“Faubourg Tremé: The Untold Story of Black New Orleans” Comes to Madison in October
I’ve been waiting a while to see this film. It will play on Friday, October 1, at 6:00 p.m., at the South Madison Branch of the Madison Public Library, 2222 South Park Street, Madison, WI. For further details, call 608-266-6395.
Faubourg Tremé: The Untold Story of Black New Orleans is a riveting tale of hope, heartbreak and resiliency set in New Orleans’ most fascinating neighborhood. Shot largely before Hurricane Katrina and edited afterward, the film is both celebratory and elegiac in tone.
Faubourg Tremé is arguably the oldest black neighborhood in America, the birthplace of the Civil Rights movement in the South and the home of jazz. While the Tremé district was damaged when the levees broke, this is not another Katrina documentary. Every frame is a tribute to what African American communities have contributed even under the most hostile of conditions. It is a film of such effortless intimacy, subtle glances and authentic details that only two native New Orleanians could have made it.
Our guide through the neighborhood is New Orleans’ Times Picayune columnist Lolis Eric Elie who bought a historic house in Tremé in the 1990’s when the area was struggling to recover from the crack epidemic. Rather than flee the blighted inner city, Elie begins renovating his dilapidated home and in the process becomes obsessed with the area’s mysterious and neglected past. The film follows the progress of his renovation, which eventually emerges as a poignant metaphor for post-Katrina reconstruction of New Orleans.
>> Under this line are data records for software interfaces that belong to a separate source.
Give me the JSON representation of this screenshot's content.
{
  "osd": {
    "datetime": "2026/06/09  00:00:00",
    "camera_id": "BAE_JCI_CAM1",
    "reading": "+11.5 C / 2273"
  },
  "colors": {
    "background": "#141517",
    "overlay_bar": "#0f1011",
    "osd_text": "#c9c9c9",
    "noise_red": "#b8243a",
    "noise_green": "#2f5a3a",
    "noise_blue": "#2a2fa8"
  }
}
Irving Trevigne, Elie’s seventy-five year old Creole carpenter, is the heart and soul of the neighborhood and a born storyteller. Descended from over two hundred years of skilled craftsmen, he beguiles Elie with the forgotten stories behind Tremé’s old buildings. Other neighborhood chroniclers like Louisiana Poet Laureate Brenda Marie Osbey, musician Glen David Andrews and renowned historians John Hope Franklin and Eric Foner help bring alive a compelling and complex historical experience that gracefully combines pre and post hurricane footage with a wealth of never-before-seen archival imagery.
Discussion after the film will be led by Dr. Richard Davis, an international performing musician and Professor of Bass at the UW Madison, as well as an activist for social justice and the healing of racism.
While Friday isn’t exactly one of the great weeknights in which to view a library event, I think it’s worth it to see more of what the fuss is about New Orleans–and its history.